Joseph Fitzgerald Kamara has been appointed the new head of Sierra Leone’s Anti- Corruption Commission (ACC) following the resignation of Abdul Tejan-Cole in May. While Tejan-Cole’s departure was shrouded in speculation surrounding undertones of government interference, advocates hope that the appointment of a new commissioner will bring credibility and legitimacy to the ACC. Kamara, who has held senior public positions, acting as the President of the Sierra Leone Bar Association and the Deputy Prosecutor of the Special Court of Sierra Leone, has subsequently developed a reputation as a legal luminary and many hope that his public stature will fill the vacuum that Tejan-Cole left behind.
However, satisfying the anti-corruption agenda will not be an easy task. Though significant strides with ventures like Anti-Corruption Act 2008 and the National Anti-Corruption Strategy were taken under the management Tejan-Cole, his departure clearly reflected the difficulties the ACC faces.

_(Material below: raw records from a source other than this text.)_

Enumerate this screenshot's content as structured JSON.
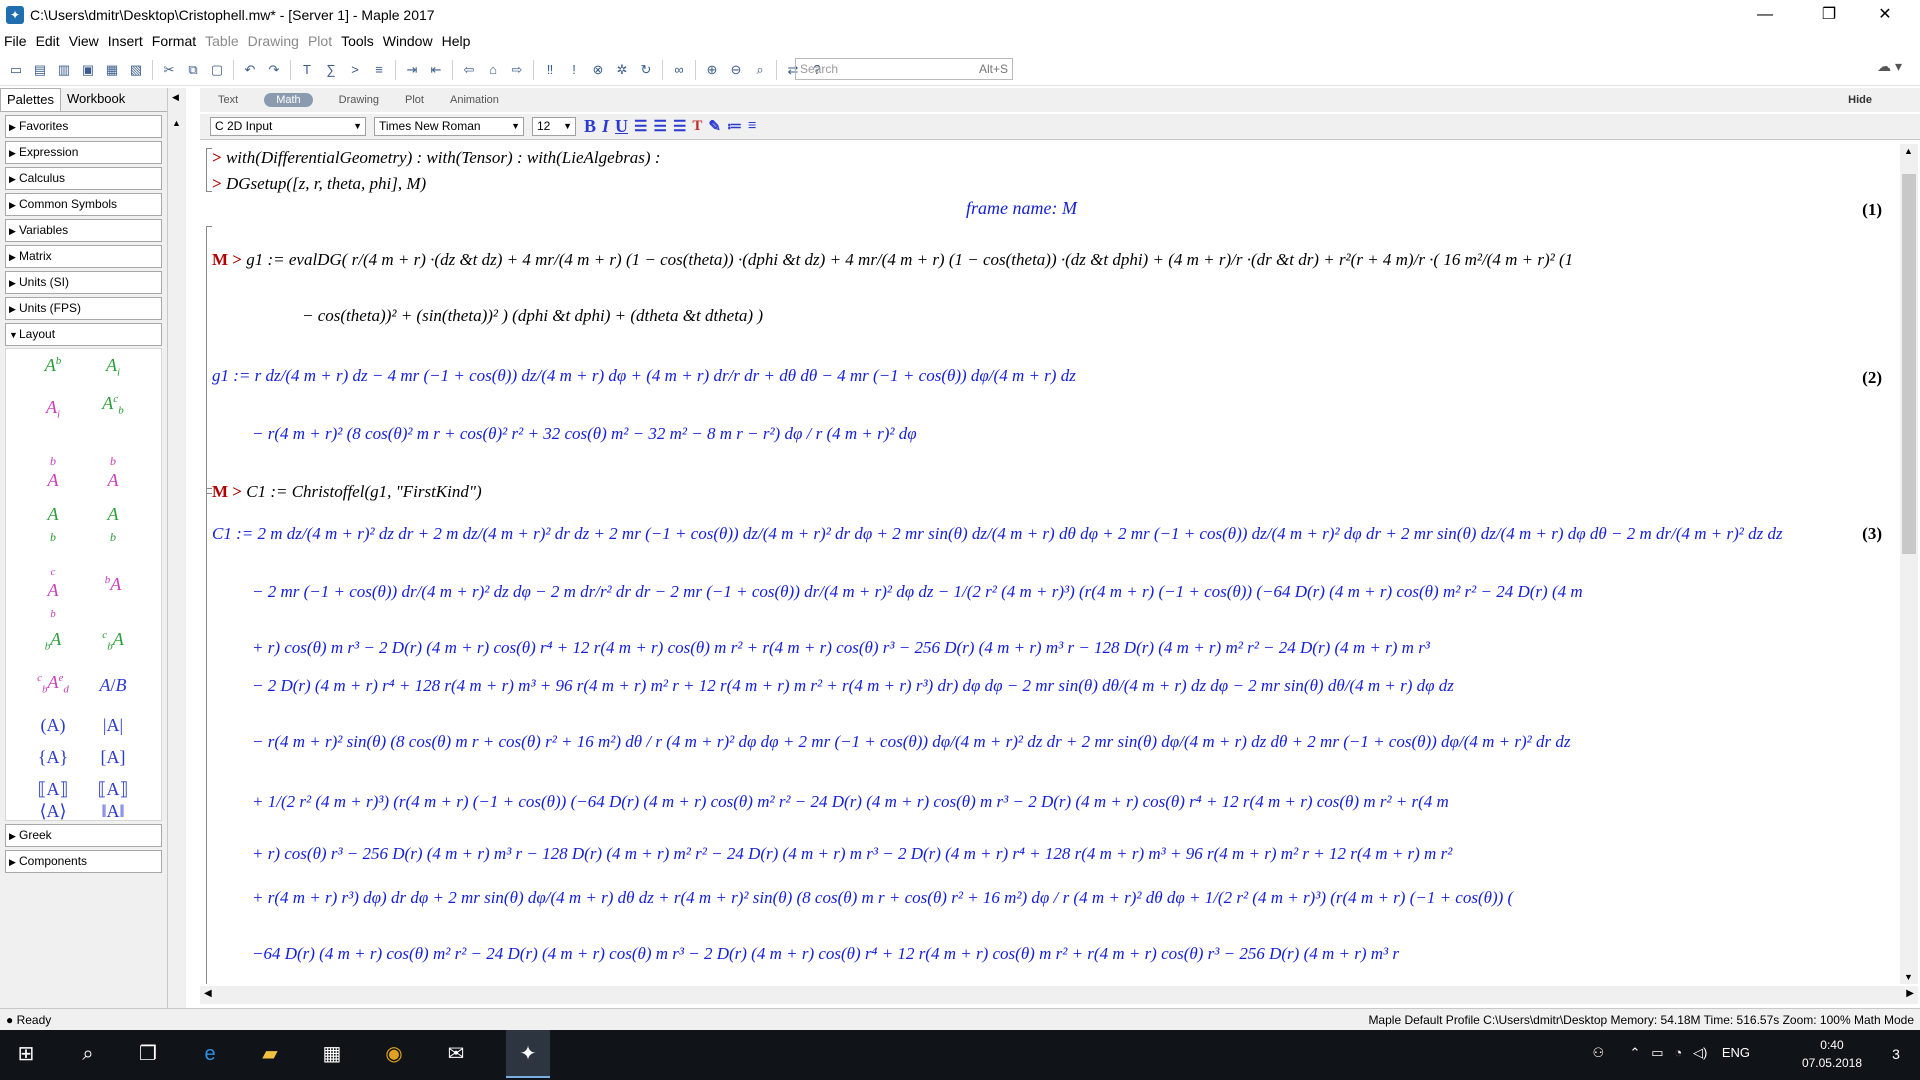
{
  "window": {
    "title": "C:\\Users\\dmitr\\Desktop\\Cristophell.mw* - [Server 1] - Maple 2017",
    "controls": {
      "minimize": "—",
      "maximize": "❐",
      "close": "✕"
    }
  },
  "menu": [
    "File",
    "Edit",
    "View",
    "Insert",
    "Format",
    "Table",
    "Drawing",
    "Plot",
    "Tools",
    "Window",
    "Help"
  ],
  "menu_dimmed": [
    "Table",
    "Drawing",
    "Plot"
  ],
  "search": {
    "placeholder": "Search",
    "shortcut": "Alt+S"
  },
  "palette_tabs": [
    "Palettes",
    "Workbook"
  ],
  "palette_sections": [
    "Favorites",
    "Expression",
    "Calculus",
    "Common Symbols",
    "Variables",
    "Matrix",
    "Units (SI)",
    "Units (FPS)",
    "Layout"
  ],
  "palette_sections_bottom": [
    "Greek",
    "Components"
  ],
  "layout_glyphs": [
    [
      "Aᵇ",
      "Aᵢ"
    ],
    [
      "Aᵢ",
      "A꜀ᵦ"
    ],
    [
      "ᵇA",
      "ᵇA"
    ],
    [
      "ᵃᵦ",
      "ᵃᵦ"
    ],
    [
      "ᶜᵃᵦ",
      "ᵇA"
    ],
    [
      "ᵦA",
      "ᶜᵦA"
    ],
    [
      "ᶜᵦAᵉᵈ",
      "A/B"
    ],
    [
      "(A)",
      "|A|"
    ],
    [
      "{A}",
      "[A]"
    ],
    [
      "⟦A⟧",
      "⟦A⟧"
    ],
    [
      "⟨A⟩",
      "‖A‖"
    ]
  ],
  "doc_tabs": [
    "Text",
    "Math",
    "Drawing",
    "Plot",
    "Animation"
  ],
  "doc_tab_active": "Math",
  "hide_label": "Hide",
  "format_bar": {
    "mode": "C  2D Input",
    "font": "Times New Roman",
    "size": "12"
  },
  "worksheet": {
    "cmd1": "with(DifferentialGeometry) : with(Tensor) : with(LieAlgebras) :",
    "cmd2": "DGsetup([z, r, theta, phi], M)",
    "out_frame": "frame name: M",
    "eq1": "(1)",
    "prompt_m": "M >",
    "cmd3a": "g1 := evalDG( r/(4 m + r) ·(dz &t dz) + 4 mr/(4 m + r) (1 − cos(theta)) ·(dphi &t dz) + 4 mr/(4 m + r) (1 − cos(theta)) ·(dz &t dphi) + (4 m + r)/r ·(dr &t dr) + r²(r + 4 m)/r ·( 16 m²/(4 m + r)² (1",
    "cmd3b": "− cos(theta))² + (sin(theta))² ) (dphi &t dphi) + (dtheta &t dtheta) )",
    "eq2": "(2)",
    "out2a": "g1 := r dz/(4 m + r) dz − 4 mr (−1 + cos(θ)) dz/(4 m + r) dφ + (4 m + r) dr/r dr + dθ dθ − 4 mr (−1 + cos(θ)) dφ/(4 m + r) dz",
    "out2b": "− r(4 m + r)² (8 cos(θ)² m r + cos(θ)² r² + 32 cos(θ) m² − 32 m² − 8 m r − r²) dφ / r (4 m + r)²  dφ",
    "cmd4": "C1 := Christoffel(g1, \"FirstKind\")",
    "eq3": "(3)",
    "out3": [
      "C1 := 2 m dz/(4 m + r)² dz dr + 2 m dz/(4 m + r)² dr dz + 2 mr (−1 + cos(θ)) dz/(4 m + r)² dr dφ + 2 mr sin(θ) dz/(4 m + r) dθ dφ + 2 mr (−1 + cos(θ)) dz/(4 m + r)² dφ dr + 2 mr sin(θ) dz/(4 m + r) dφ dθ − 2 m dr/(4 m + r)² dz dz",
      "− 2 mr (−1 + cos(θ)) dr/(4 m + r)² dz dφ − 2 m dr/r² dr dr − 2 mr (−1 + cos(θ)) dr/(4 m + r)² dφ dz − 1/(2 r² (4 m + r)³) (r(4 m + r) (−1 + cos(θ)) (−64 D(r) (4 m + r) cos(θ) m² r² − 24 D(r) (4 m",
      "+ r) cos(θ) m r³ − 2 D(r) (4 m + r) cos(θ) r⁴ + 12 r(4 m + r) cos(θ) m r² + r(4 m + r) cos(θ) r³ − 256 D(r) (4 m + r) m³ r − 128 D(r) (4 m + r) m² r² − 24 D(r) (4 m + r) m r³",
      "− 2 D(r) (4 m + r) r⁴ + 128 r(4 m + r) m³ + 96 r(4 m + r) m² r + 12 r(4 m + r) m r² + r(4 m + r) r³) dr) dφ dφ − 2 mr sin(θ) dθ/(4 m + r) dz dφ − 2 mr sin(θ) dθ/(4 m + r) dφ dz",
      "− r(4 m + r)² sin(θ) (8 cos(θ) m r + cos(θ) r² + 16 m²) dθ / r (4 m + r)² dφ dφ + 2 mr (−1 + cos(θ)) dφ/(4 m + r)² dz dr + 2 mr sin(θ) dφ/(4 m + r) dz dθ + 2 mr (−1 + cos(θ)) dφ/(4 m + r)² dr dz",
      "+ 1/(2 r² (4 m + r)³) (r(4 m + r) (−1 + cos(θ)) (−64 D(r) (4 m + r) cos(θ) m² r² − 24 D(r) (4 m + r) cos(θ) m r³ − 2 D(r) (4 m + r) cos(θ) r⁴ + 12 r(4 m + r) cos(θ) m r² + r(4 m",
      "+ r) cos(θ) r³ − 256 D(r) (4 m + r) m³ r − 128 D(r) (4 m + r) m² r² − 24 D(r) (4 m + r) m r³ − 2 D(r) (4 m + r) r⁴ + 128 r(4 m + r) m³ + 96 r(4 m + r) m² r + 12 r(4 m + r) m r²",
      "+ r(4 m + r) r³) dφ) dr dφ + 2 mr sin(θ) dφ/(4 m + r) dθ dz + r(4 m + r)² sin(θ) (8 cos(θ) m r + cos(θ) r² + 16 m²) dφ / r (4 m + r)² dθ dφ + 1/(2 r² (4 m + r)³) (r(4 m + r) (−1 + cos(θ)) (",
      "−64 D(r) (4 m + r) cos(θ) m² r² − 24 D(r) (4 m + r) cos(θ) m r³ − 2 D(r) (4 m + r) cos(θ) r⁴ + 12 r(4 m + r) cos(θ) m r² + r(4 m + r) cos(θ) r³ − 256 D(r) (4 m + r) m³ r"
    ]
  },
  "status": {
    "left": "Ready",
    "right": "Maple Default Profile   C:\\Users\\dmitr\\Desktop   Memory: 54.18M   Time: 516.57s   Zoom: 100%   Math Mode"
  },
  "taskbar": {
    "lang": "ENG",
    "time": "0:40",
    "date": "07.05.2018",
    "notif": "3"
  }
}
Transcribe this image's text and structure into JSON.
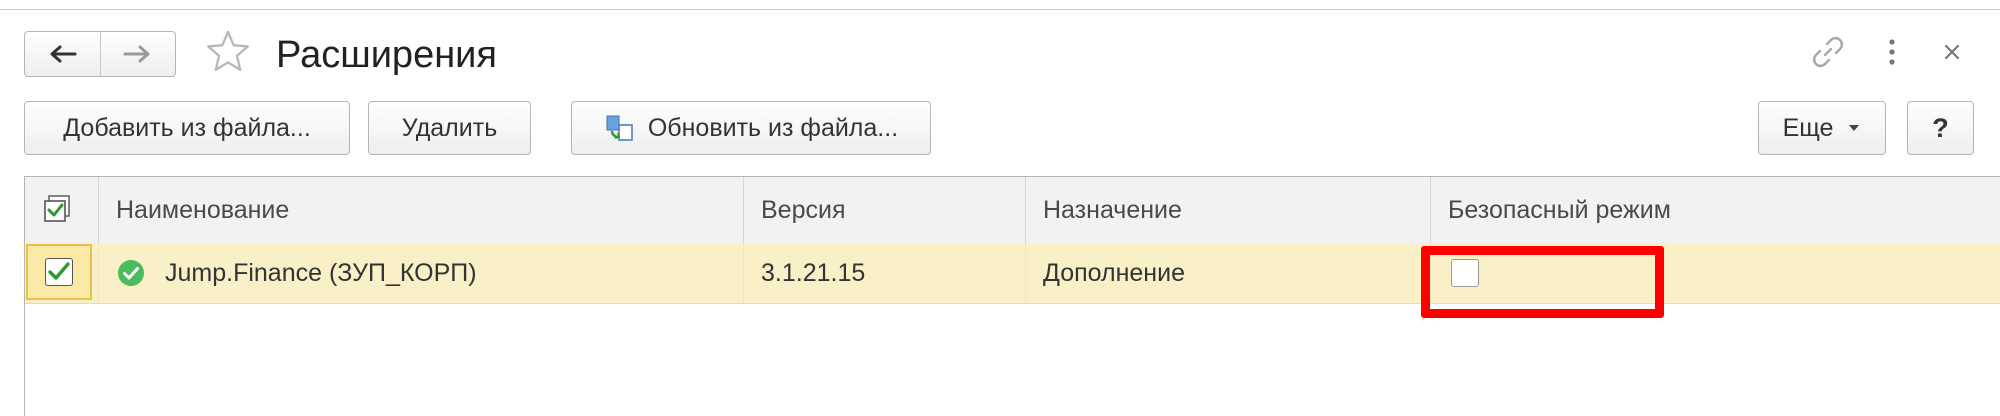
{
  "window": {
    "title": "Расширения",
    "icons": [
      "back-arrow-icon",
      "forward-arrow-icon",
      "favorite-star-icon",
      "link-icon",
      "more-vertical-icon",
      "close-icon"
    ]
  },
  "toolbar": {
    "add_label": "Добавить из файла...",
    "delete_label": "Удалить",
    "update_label": "Обновить из файла...",
    "more_label": "Еще",
    "help_label": "?"
  },
  "table": {
    "columns": [
      "Наименование",
      "Версия",
      "Назначение",
      "Безопасный режим"
    ],
    "rows": [
      {
        "active": true,
        "name": "Jump.Finance (ЗУП_КОРП)",
        "version": "3.1.21.15",
        "purpose": "Дополнение",
        "safe_mode": false
      }
    ]
  },
  "colors": {
    "selected_row": "#faf0c8",
    "header_bg": "#f2f2f2",
    "highlight": "#ff0000",
    "check_green": "#2a9a2a"
  }
}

The strength and leverage of Kamara’s appointment will undoubtedly be measured by the degree of perceived independence, investigative and prosecutorial freedom that the ACC is able to enact.
Critics fear that Kamara’s appointment is merely a form of propagation of “northernisation” by President Ernest Bai Koroma and there are reservations that the ACC may experience reversions back to the politicisation and marginalisation that appeared to plague Tejan-Cole towards the end of his tenure. For the most part Kamara’s appointment appears to be positively met but only time will tell if he will be able to effectively fulfil the aspirations of millions of Sierra Leoneans and lead the battle against corruption or if he will flounder under the weight of such expectation.